In two separate cases Monday, the Supreme Court struck down laws in California and Arizona as violations of the First Amendment: a California ban on violent video games and an Arizona campaign finance law that publicly finances "matching funds" for political candidates whose opponents outspend them beyond a certain threshold.
On the basis of the First Amendment, the Roberts Court has ruled in favor of every challenge to campaign finance laws that it has heard so far, with a bloc of five Justices which includes Chief Justice John Roberts, Antonin Scalia, Clarence Thomas, Anthony Kennedy, and Samuel Alito. The high court set off a national controversy last year when it struck down portions of the McCain-Feingold campaign finance law as unconstitutional in its landmark Citizens United decision.
So contentious was the Supreme Court's ruling, that President Obama even broke with tradition shortly after Citizens United to chastise the court for its decision during his State of the Union Address, inciting Justice Alito to depart from the court's longstanding tradition of listening without reaction to the president's annual address by grimacing, shaking his head, and mouthing something in response to the president's rebuke.
The contentious issue in both Citizens United and this Monday's 5-4 ruling in Arizona Free Enterprise Club v. Bennett, is the influence of corporate money in political campaigns. Critics of the Roberts Court argue that its jurisprudence on campaign finance opens the doors to a flood of corporate money, making elections inherently unfair by giving moneyed special interests an advantage. The injection of corporate money into elections, they argue, guarantees political corruption and policy-making that rewards a well-connected and entrenched wealthy class.
The Arizona law overturned by Arizona Free Enterprise Club sought to fix this problem by establishing a public fund that's triggered by certain spending thresholds to finance a candidate who is being outspent by an opponent in a political campaign. The idea is to give equal time to opposing ideas and prevent a flood of corporate money from skewing the results of an election. But the majority argued this Monday, that this law inherently punishes people for exercising their free speech by forcing them to subsidize opinions with which they disagree.
Chief Justice Roberts wrote:
"The First Amendment embodies our choice as a nation that, when it comes to such speech, the guiding principle is freedom -- the ‘unfettered interchange of ideas’ -- not whatever the state may view as fair."

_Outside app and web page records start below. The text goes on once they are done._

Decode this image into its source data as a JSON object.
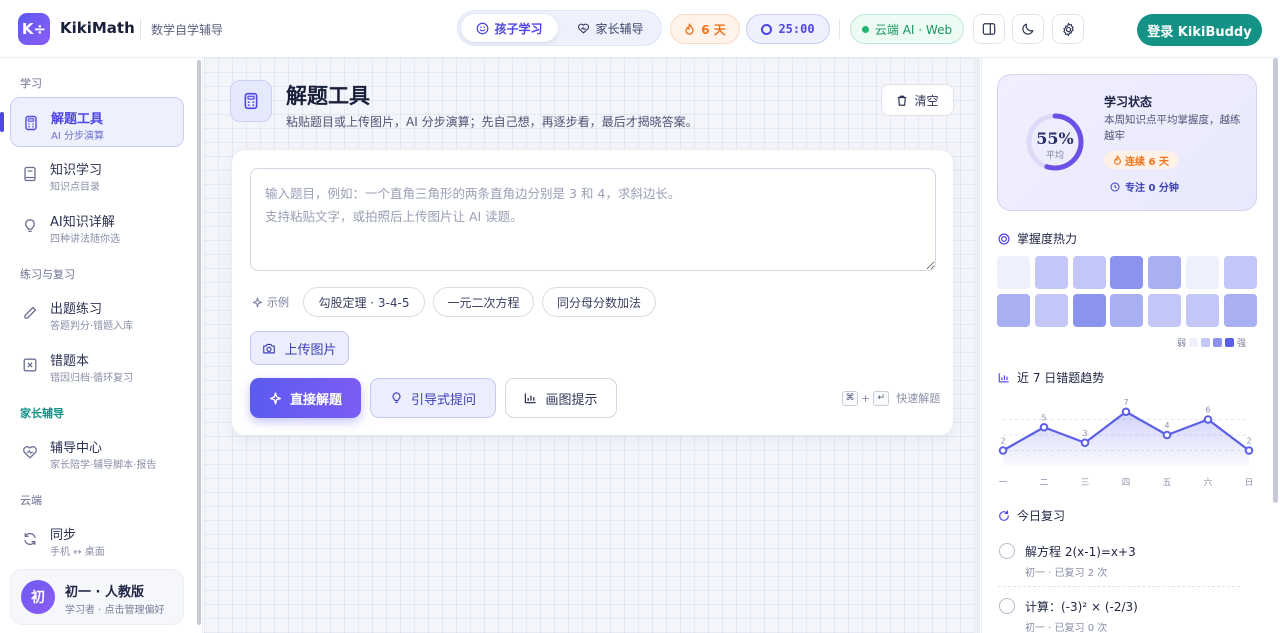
{
  "header": {
    "logo_glyph": "K÷",
    "app_name": "KikiMath",
    "app_subtitle": "数学自学辅导",
    "modes": [
      {
        "label": "孩子学习",
        "icon": "smile-icon",
        "active": true
      },
      {
        "label": "家长辅导",
        "icon": "heart-icon",
        "active": false
      }
    ],
    "streak_label": "6 天",
    "timer_label": "25:00",
    "cloud_status": "云端 AI · Web",
    "login_label": "登录 KikiBuddy",
    "colors": {
      "brand": "#4f46e5",
      "teal": "#159286",
      "orange": "#f0731c",
      "green": "#22b573"
    }
  },
  "sidebar": {
    "sections": [
      {
        "title": "学习",
        "items": [
          {
            "label": "解题工具",
            "sub": "AI 分步演算",
            "icon": "calculator-icon",
            "active": true
          },
          {
            "label": "知识学习",
            "sub": "知识点目录",
            "icon": "book-icon",
            "active": false
          },
          {
            "label": "AI知识详解",
            "sub": "四种讲法随你选",
            "icon": "lightbulb-icon",
            "active": false
          }
        ]
      },
      {
        "title": "练习与复习",
        "items": [
          {
            "label": "出题练习",
            "sub": "答题判分·错题入库",
            "icon": "pencil-icon",
            "active": false
          },
          {
            "label": "错题本",
            "sub": "错因归档·循环复习",
            "icon": "x-square-icon",
            "active": false
          }
        ]
      },
      {
        "title": "家长辅导",
        "items": [
          {
            "label": "辅导中心",
            "sub": "家长陪学·辅导脚本·报告",
            "icon": "heart-pulse-icon",
            "active": false
          }
        ]
      },
      {
        "title": "云端",
        "items": [
          {
            "label": "同步",
            "sub": "手机 ↔ 桌面",
            "icon": "sync-icon",
            "active": false
          }
        ]
      }
    ],
    "profile": {
      "avatar": "初",
      "name": "初一 · 人教版",
      "sub": "学习者 · 点击管理偏好"
    }
  },
  "main": {
    "title": "解题工具",
    "description": "粘贴题目或上传图片，AI 分步演算；先自己想，再逐步看，最后才揭晓答案。",
    "clear_label": "清空",
    "question": {
      "value": "",
      "placeholder": "输入题目，例如：一个直角三角形的两条直角边分别是 3 和 4，求斜边长。\n支持粘贴文字，或拍照后上传图片让 AI 读题。"
    },
    "examples_label": "示例",
    "examples": [
      "勾股定理 · 3-4-5",
      "一元二次方程",
      "同分母分数加法"
    ],
    "upload_label": "上传图片",
    "actions": {
      "solve": "直接解题",
      "guided": "引导式提问",
      "draw": "画图提示"
    },
    "shortcut": {
      "key1": "⌘",
      "plus": "+",
      "key2": "↵",
      "label": "快速解题"
    }
  },
  "right_panel": {
    "status": {
      "mastery_percent": 55,
      "mastery_label": "55%",
      "mastery_sub": "平均",
      "title": "学习状态",
      "description": "本周知识点平均掌握度，越练越牢",
      "streak": "连续 6 天",
      "focus": "专注 0 分钟"
    },
    "heatmap": {
      "title": "掌握度热力",
      "levels": [
        [
          1,
          2,
          2,
          4,
          3,
          1,
          2
        ],
        [
          3,
          2,
          4,
          3,
          2,
          2,
          3
        ]
      ],
      "palette": [
        "#eef0fd",
        "#c3c7f7",
        "#a9aff3",
        "#8c93ef",
        "#5b5ee8"
      ],
      "legend_low": "弱",
      "legend_high": "强"
    },
    "trend": {
      "title": "近 7 日错题趋势",
      "chart_data": {
        "type": "line",
        "categories": [
          "一",
          "二",
          "三",
          "四",
          "五",
          "六",
          "日"
        ],
        "values": [
          2,
          5,
          3,
          7,
          4,
          6,
          2
        ],
        "ylim": [
          0,
          8
        ]
      }
    },
    "review": {
      "title": "今日复习",
      "items": [
        {
          "question": "解方程 2(x-1)=x+3",
          "meta": "初一 · 已复习 2 次"
        },
        {
          "question": "计算：(-3)² × (-2/3)",
          "meta": "初一 · 已复习 0 次"
        }
      ]
    }
  }
}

In a less controversial ruling on a California video game ban, the Supreme Court voted 7-2 to strike down a law that would have fined retailers $1000 for selling violent video games to minors, defining violent games as those "in which the range of options available to a player includes killing, maiming, dismembering or sexually assaulting an image of a human being," when lacking in "serious literary, artistic, political or scientific value." Again, the issue for the Supreme Court was free speech.
Antonin Scalia, writing for five justices in the majority, said:
"Like the protected books, plays and movies that preceded them, video games communicate ideas -- and even social messages -- through many familiar literary devices (such as characters, dialogue, plot and music) and through features distinctive to the medium (such as the player’s interaction with the virtual world). That suffices to confer First Amendment protection."
While the stakes may be lower than in the campaign finance debate, critics of the Supreme Court's decision this Monday in Brown v. Entertainment Merchants Association are also casting it in terms of a victory for unrestrained corporate greed. California senator Leland Yee, who wrote the now-overturned ban on violent video games, said in a statement:
"The Supreme Court once again put the interests of corporate America before the interests of our children. It is simply wrong that the video game industry can be allowed to put their profit margins over the rights of parents and the well-being of children."
In all fairness, critics of the Robert Court's First Amendment decisions don't seem to base their opposition on judicial philosophy and interpretation of the law as written. For them, the issue is not whether a law violates the Constitution's prohibition on abridgements of free speech, but whether they happen to like the outcome of the free exercise of a particular kind of speech. Note that their objections to the court's recent rulings are rooted in the negative results they perceive as stemming from speech they don't like, whether it's political speech or video games that they find obscene.
It is possible, indeed it's very American and very enlightened (having its place in a certain famous quotation by Voltaire) to disagree with the expression of an idea, but uphold and defend the right of a free people to express it. Living in a tolerant and pluralistic society will undoubtedly bring results we don't always like. The LGBT community may be offended by a pastor's sermon on the evils of homosexuality, and that same pastor's congregation might not like gay pride parades in their town. But a free society is one in which both are free to express themselves without any sanctions, punishments, or burdensome "equal time" corrections from the government.